◆ WORK ORDER ◆
Each line of the records that includes "Range" should be found and copied.

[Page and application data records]
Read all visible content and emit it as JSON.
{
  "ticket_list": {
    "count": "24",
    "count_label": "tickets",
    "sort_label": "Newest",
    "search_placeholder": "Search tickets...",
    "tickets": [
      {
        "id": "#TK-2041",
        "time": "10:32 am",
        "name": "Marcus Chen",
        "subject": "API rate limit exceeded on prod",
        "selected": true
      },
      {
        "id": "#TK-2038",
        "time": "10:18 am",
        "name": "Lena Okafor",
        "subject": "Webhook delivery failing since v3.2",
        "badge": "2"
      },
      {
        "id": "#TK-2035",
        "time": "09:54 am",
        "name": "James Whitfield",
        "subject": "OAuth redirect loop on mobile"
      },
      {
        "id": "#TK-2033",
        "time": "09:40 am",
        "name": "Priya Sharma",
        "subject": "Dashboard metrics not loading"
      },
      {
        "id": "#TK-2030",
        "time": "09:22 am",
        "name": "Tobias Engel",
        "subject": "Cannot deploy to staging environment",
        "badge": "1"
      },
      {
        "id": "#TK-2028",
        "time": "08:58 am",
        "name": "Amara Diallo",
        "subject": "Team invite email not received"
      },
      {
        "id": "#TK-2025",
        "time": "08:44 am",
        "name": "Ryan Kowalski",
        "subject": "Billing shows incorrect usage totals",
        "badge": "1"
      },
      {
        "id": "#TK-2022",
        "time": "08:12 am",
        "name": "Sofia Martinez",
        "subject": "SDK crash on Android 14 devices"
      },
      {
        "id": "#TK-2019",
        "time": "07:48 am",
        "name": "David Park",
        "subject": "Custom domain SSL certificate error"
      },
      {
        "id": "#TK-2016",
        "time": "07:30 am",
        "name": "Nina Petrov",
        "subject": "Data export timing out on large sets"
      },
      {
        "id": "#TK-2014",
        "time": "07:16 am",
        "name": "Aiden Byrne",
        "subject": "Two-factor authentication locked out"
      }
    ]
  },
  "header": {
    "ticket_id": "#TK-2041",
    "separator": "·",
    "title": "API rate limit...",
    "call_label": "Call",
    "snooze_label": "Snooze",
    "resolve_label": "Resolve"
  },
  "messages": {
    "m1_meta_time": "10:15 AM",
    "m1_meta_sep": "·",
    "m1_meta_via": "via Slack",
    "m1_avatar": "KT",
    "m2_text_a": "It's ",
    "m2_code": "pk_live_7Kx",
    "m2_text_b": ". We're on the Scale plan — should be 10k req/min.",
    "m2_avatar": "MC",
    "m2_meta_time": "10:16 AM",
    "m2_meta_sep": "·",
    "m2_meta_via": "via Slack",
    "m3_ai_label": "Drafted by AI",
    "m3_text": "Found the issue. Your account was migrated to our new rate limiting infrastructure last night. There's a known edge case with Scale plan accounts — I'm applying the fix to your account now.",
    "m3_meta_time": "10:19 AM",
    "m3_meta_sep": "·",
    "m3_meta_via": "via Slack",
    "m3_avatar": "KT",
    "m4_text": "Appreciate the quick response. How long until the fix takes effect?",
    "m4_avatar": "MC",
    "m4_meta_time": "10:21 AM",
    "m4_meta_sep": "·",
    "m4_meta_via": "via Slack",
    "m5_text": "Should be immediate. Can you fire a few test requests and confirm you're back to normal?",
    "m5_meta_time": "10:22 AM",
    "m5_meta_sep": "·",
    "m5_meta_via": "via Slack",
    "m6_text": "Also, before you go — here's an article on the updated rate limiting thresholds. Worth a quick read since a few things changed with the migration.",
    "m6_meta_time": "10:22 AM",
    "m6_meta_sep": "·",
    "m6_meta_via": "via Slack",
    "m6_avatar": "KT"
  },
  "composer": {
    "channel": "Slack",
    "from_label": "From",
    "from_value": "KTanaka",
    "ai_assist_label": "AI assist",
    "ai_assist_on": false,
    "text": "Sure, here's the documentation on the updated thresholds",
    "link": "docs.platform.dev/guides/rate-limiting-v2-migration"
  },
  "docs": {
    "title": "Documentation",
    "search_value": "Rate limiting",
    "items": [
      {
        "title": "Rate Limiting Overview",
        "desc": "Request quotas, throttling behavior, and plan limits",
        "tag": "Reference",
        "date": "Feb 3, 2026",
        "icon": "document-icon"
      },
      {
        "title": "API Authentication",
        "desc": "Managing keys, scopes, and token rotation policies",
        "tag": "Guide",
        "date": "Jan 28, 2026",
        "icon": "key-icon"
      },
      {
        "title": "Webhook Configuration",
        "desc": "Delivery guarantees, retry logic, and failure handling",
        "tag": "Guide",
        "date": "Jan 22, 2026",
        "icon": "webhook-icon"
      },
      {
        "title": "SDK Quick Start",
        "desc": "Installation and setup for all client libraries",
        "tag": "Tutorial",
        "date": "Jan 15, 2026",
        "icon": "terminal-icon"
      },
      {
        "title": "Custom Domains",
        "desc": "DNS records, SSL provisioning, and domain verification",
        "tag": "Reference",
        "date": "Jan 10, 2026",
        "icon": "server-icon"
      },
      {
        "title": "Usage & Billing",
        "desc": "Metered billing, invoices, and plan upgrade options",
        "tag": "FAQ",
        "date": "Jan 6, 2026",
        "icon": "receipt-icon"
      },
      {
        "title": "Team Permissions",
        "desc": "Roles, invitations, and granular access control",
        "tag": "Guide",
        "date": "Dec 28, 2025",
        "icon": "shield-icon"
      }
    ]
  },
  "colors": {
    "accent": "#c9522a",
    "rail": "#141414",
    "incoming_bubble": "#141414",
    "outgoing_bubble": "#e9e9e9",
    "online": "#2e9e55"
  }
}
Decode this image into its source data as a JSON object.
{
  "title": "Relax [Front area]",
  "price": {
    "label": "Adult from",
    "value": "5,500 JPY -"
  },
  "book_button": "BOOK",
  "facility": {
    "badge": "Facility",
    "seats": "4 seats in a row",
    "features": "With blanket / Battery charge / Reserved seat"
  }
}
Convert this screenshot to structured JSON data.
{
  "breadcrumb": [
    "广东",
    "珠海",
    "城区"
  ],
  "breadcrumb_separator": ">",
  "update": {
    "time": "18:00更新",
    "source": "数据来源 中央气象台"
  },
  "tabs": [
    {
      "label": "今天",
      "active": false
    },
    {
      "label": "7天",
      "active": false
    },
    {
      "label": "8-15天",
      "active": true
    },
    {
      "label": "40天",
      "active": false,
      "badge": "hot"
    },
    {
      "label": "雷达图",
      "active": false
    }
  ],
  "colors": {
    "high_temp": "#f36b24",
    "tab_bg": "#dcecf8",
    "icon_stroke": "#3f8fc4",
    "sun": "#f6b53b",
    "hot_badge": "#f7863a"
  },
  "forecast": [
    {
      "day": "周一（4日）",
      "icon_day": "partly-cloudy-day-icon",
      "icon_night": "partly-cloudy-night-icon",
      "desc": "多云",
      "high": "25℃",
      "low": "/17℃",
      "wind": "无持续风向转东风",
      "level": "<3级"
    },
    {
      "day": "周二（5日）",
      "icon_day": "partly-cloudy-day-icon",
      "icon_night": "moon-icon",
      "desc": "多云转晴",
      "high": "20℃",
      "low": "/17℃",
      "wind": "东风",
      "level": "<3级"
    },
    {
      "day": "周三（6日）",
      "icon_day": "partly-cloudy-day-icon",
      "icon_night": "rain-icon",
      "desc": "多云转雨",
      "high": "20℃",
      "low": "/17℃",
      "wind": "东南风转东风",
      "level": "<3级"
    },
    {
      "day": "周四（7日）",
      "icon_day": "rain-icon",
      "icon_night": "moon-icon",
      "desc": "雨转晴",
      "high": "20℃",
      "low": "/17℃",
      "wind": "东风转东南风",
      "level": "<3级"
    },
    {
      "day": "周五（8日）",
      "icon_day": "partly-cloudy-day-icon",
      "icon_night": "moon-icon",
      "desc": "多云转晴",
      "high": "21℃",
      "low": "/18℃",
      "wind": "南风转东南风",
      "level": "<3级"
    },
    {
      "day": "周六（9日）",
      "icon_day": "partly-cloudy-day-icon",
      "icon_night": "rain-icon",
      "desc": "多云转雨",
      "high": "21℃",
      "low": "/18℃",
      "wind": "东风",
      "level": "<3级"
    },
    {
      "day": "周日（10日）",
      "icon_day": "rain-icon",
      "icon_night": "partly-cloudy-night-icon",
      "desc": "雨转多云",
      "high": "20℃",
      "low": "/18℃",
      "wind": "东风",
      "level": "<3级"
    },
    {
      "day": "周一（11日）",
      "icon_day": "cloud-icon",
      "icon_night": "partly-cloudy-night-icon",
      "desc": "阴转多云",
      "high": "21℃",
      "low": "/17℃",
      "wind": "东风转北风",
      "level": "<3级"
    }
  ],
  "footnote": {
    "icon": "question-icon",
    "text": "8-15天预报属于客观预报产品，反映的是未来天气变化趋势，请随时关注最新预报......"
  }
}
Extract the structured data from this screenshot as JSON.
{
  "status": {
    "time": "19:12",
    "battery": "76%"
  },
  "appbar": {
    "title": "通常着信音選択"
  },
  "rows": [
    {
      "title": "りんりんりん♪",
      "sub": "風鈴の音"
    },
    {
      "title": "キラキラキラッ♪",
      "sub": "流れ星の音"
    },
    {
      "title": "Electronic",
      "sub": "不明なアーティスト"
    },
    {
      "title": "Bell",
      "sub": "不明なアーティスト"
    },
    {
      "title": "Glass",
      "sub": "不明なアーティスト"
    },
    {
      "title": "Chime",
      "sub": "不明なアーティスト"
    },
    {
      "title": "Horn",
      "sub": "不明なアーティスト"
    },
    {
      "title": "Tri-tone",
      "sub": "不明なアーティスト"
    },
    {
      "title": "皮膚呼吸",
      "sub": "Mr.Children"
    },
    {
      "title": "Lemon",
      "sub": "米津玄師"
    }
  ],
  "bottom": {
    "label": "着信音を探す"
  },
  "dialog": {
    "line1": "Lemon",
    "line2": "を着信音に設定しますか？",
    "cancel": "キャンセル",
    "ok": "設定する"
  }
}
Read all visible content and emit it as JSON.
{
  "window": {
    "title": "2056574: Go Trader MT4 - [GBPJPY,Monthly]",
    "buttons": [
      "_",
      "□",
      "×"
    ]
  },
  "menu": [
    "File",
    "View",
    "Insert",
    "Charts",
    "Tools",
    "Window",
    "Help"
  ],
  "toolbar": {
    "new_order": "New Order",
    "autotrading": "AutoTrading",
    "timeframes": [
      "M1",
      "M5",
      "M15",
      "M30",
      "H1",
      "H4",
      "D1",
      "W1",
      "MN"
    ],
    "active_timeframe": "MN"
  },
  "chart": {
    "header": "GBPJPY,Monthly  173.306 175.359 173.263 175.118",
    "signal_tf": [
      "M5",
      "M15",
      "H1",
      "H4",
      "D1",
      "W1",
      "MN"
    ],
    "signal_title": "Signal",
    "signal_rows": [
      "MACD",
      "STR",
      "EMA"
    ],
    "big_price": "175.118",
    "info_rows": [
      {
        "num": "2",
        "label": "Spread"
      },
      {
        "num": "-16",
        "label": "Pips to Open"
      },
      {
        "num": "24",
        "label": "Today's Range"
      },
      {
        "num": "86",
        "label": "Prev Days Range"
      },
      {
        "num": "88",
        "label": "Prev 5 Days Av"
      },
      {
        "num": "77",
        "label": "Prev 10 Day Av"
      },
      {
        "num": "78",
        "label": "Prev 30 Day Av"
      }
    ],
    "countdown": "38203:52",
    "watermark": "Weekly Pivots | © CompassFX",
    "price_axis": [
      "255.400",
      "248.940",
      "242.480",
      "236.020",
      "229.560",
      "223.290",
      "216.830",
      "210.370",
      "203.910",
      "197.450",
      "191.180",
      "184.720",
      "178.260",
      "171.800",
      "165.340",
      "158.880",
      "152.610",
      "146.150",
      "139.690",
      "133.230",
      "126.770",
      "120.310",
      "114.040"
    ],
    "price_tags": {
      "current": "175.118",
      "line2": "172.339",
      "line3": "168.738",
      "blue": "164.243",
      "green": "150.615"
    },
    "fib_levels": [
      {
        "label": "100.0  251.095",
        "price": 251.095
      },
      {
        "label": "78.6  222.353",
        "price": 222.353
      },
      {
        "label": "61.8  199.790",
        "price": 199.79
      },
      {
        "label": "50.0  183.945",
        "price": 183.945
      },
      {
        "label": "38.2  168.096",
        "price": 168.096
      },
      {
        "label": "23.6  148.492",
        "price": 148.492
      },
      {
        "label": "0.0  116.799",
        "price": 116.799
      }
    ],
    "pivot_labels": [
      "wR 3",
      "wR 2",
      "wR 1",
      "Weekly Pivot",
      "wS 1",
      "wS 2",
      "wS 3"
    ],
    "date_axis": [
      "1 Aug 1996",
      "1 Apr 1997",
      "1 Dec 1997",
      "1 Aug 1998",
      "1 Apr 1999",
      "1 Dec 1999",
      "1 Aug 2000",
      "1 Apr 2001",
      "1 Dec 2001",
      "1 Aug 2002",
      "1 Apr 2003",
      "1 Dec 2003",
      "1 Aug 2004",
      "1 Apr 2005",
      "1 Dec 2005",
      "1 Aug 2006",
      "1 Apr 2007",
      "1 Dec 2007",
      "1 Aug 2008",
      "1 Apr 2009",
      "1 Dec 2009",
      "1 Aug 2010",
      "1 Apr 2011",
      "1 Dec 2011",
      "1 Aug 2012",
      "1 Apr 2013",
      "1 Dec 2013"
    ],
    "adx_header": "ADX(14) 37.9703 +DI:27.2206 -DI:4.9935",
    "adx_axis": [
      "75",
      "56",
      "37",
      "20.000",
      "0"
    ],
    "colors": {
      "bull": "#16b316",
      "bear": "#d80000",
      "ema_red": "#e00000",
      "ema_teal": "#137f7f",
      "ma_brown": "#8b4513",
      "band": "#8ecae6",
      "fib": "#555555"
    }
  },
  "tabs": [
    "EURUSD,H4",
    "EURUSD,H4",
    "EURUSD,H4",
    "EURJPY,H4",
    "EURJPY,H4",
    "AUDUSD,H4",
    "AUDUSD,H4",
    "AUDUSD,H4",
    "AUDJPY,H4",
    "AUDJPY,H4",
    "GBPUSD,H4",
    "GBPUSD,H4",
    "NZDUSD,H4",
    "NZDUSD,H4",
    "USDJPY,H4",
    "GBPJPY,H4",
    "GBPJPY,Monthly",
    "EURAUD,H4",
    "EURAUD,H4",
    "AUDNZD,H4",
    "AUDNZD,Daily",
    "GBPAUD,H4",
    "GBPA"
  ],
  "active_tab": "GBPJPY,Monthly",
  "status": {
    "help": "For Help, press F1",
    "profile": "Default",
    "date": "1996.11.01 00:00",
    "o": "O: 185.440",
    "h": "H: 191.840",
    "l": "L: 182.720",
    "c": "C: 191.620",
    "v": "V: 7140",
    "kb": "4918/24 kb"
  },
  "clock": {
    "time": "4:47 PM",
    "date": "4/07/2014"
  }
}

◆ COMPLETED TASK ◆
        "label": "Today's Range"
        "label": "Prev Days Range"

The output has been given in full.